the number of rooms rented.
    Subd. 9. Unearned income. (a) The county agency must apply unearned income to the MFIP
standard of need. When determining the amount of unearned income, the county agency must
deduct the costs necessary to secure payments of unearned income. These costs include legal fees,
medical fees, and mandatory deductions such as federal and state income taxes.
(b) The county agency must convert unearned income received on a periodic basis to monthly
amounts by prorating the income over the number of months represented by the frequency of the
payments. The county agency must begin counting the monthly amount in the month the periodic
payment is received and budget it according to the assistance unit's budget cycle.

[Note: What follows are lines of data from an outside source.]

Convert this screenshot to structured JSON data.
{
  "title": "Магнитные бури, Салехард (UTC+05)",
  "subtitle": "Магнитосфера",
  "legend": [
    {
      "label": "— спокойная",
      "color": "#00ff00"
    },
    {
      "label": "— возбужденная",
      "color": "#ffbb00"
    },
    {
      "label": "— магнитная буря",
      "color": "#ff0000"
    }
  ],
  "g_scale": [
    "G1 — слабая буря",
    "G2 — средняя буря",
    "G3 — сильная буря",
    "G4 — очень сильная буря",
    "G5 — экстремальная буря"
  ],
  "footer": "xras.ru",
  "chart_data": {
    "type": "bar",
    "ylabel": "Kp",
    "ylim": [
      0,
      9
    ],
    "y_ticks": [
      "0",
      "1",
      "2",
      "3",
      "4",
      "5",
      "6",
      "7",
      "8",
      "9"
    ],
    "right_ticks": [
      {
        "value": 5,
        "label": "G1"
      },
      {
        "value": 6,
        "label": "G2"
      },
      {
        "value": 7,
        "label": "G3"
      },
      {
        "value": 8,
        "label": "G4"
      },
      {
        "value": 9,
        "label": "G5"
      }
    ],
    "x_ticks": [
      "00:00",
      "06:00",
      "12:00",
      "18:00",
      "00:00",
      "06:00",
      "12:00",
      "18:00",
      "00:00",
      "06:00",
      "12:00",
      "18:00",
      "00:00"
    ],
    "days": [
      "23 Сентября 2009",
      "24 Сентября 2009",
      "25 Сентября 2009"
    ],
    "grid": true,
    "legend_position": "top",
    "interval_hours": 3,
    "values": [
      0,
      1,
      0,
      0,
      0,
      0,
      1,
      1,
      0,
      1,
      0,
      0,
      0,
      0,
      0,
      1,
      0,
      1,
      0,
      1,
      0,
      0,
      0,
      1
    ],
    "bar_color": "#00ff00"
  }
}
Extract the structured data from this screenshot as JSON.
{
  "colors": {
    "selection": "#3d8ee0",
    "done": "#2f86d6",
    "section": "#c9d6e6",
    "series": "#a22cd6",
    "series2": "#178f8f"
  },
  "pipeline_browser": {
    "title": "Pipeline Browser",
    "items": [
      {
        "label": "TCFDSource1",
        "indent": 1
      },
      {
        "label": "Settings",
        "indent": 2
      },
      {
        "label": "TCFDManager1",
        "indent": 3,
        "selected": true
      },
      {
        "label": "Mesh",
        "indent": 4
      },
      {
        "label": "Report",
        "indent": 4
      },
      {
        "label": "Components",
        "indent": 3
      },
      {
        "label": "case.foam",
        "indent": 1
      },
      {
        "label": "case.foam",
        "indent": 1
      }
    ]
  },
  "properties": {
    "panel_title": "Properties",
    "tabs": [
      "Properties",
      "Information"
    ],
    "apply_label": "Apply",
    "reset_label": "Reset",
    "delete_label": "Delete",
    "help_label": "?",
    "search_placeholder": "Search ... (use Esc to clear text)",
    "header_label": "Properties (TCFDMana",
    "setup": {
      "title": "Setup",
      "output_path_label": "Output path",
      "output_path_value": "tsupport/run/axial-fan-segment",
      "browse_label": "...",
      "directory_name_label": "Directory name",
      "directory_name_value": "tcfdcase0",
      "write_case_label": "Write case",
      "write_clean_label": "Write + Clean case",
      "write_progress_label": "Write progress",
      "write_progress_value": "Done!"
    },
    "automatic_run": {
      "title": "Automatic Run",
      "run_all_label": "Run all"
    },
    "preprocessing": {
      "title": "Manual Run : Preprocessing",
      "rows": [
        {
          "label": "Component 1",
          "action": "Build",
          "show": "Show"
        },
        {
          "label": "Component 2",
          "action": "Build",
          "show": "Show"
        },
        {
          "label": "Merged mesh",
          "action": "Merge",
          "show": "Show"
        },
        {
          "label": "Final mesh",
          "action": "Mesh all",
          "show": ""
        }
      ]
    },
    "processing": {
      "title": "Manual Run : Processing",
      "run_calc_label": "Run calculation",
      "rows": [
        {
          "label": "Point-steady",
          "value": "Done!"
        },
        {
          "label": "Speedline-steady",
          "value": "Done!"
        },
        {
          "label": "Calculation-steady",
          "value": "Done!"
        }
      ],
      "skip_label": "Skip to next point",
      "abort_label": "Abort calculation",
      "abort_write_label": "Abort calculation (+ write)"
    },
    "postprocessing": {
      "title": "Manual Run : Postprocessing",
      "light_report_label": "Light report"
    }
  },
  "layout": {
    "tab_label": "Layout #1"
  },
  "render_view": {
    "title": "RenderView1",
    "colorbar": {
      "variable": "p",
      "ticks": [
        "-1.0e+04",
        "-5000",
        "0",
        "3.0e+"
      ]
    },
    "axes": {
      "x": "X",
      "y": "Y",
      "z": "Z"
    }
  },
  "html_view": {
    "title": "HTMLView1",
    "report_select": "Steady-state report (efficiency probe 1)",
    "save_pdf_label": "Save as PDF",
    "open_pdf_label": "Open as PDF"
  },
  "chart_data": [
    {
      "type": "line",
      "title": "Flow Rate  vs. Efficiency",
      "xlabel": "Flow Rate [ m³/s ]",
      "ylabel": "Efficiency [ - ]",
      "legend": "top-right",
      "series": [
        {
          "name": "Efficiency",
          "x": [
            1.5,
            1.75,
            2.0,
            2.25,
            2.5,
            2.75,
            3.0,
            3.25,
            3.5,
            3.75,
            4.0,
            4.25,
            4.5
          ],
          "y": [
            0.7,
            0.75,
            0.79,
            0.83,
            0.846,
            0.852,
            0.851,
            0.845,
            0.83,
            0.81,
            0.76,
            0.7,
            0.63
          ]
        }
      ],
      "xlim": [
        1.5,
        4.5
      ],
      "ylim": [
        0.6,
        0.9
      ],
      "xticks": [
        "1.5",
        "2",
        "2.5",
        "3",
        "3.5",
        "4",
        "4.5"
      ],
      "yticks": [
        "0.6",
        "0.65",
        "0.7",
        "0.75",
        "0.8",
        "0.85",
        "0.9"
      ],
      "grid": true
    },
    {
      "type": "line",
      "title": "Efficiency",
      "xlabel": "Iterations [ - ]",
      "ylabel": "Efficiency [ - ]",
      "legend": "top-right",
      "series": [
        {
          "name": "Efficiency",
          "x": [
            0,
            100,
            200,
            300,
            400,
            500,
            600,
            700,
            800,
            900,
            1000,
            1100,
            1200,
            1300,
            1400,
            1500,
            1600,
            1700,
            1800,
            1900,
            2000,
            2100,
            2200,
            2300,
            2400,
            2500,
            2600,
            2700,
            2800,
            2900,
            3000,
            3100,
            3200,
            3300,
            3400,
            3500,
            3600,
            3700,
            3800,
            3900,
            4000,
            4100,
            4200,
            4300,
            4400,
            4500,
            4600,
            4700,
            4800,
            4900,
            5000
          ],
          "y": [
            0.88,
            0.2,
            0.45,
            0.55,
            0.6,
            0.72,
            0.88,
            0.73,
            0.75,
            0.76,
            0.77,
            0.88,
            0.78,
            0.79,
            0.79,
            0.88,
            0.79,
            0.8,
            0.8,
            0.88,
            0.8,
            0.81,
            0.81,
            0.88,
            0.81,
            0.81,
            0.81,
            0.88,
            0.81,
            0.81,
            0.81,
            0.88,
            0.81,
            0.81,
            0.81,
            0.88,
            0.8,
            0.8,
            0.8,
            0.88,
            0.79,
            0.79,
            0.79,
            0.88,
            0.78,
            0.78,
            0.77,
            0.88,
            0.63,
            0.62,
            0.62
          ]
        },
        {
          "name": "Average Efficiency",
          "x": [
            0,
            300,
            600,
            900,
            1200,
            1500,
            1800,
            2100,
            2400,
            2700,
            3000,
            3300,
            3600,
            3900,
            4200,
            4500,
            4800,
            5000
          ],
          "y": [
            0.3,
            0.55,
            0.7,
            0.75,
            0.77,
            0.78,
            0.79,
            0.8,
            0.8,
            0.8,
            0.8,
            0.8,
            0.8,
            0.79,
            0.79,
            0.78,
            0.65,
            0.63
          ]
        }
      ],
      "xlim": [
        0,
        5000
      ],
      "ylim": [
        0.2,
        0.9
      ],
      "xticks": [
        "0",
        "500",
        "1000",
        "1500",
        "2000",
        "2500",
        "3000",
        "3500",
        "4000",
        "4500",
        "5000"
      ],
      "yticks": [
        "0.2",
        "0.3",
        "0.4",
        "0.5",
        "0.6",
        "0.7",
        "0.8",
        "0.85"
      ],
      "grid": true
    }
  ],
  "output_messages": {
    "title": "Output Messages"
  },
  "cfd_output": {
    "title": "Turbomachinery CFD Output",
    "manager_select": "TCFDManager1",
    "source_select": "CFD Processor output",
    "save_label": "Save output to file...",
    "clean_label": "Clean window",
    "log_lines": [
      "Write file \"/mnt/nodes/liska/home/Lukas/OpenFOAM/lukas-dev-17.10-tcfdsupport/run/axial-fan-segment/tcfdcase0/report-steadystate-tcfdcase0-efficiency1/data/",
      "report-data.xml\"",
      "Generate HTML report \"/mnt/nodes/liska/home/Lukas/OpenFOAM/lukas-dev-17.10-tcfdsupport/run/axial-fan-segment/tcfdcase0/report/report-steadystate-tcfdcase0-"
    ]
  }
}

    Subd. 10. Treatment of lump sums. (a) The county agency must treat lump-sum payments
as earned or unearned income. If the lump-sum payment is included in the category of income
identified in subdivision 9, it must be treated as unearned income. A lump sum is counted as
income in the month received and budgeted either prospectively or retrospectively depending
on the budget cycle at the time of receipt. When an individual receives a lump-sum payment,
that lump sum must be combined with all other earned and unearned income received in the
same budget month, and it must be applied according to paragraphs (a) to (c). A lump sum may
not be carried over into subsequent months. Any funds that remain in the third month after the
month of receipt are counted in the asset limit.
(b) For a lump sum received by an applicant during the first two months, prospective
budgeting is used to determine the payment and the lump sum must be combined with other
earned or unearned income received and budgeted in that prospective month.
(c) For a lump sum received by a participant after the first two months of MFIP eligibility, the
lump sum must be combined with other income received in that budget month, and the combined
amount must be applied retrospectively against the applicable payment month.
(d) When a lump sum, combined with other income under paragraphs (b) and (c), is less than
the MFIP standard of need for the appropriate payment month, the assistance payment must be
reduced according to the amount of the countable income. When the countable income is greater
than the MFIP standard or family wage level, the assistance payment must be suspended for
the payment month.
History: 1997 c 85 art 1 s 26; 1997 c 203 art 12 s 11; 1998 c 407 art 6 s 71-75; 1999 c 107 s
66; 1999 c 245 art 6 s 44-48; 2000 c 343 s 4; 2000 c 488 art 10 s 13; 1Sp2001 c 9 art 10 s 21,66;
2002 c 379 art 1 s 113; 1Sp2003 c 14 art 1 s 45-47; 2004 c 288 art 4 s 37; 1Sp2005 c 4 art 3 s 14

700 State Office Building, 100 Rev. Dr. Martin Luther King Jr. Blvd., St. Paul, MN 55155 ♦ Phone: (651) 296-2868 ♦ TTY: 1-800-627-3529 ♦ Fax: (651) 296-0569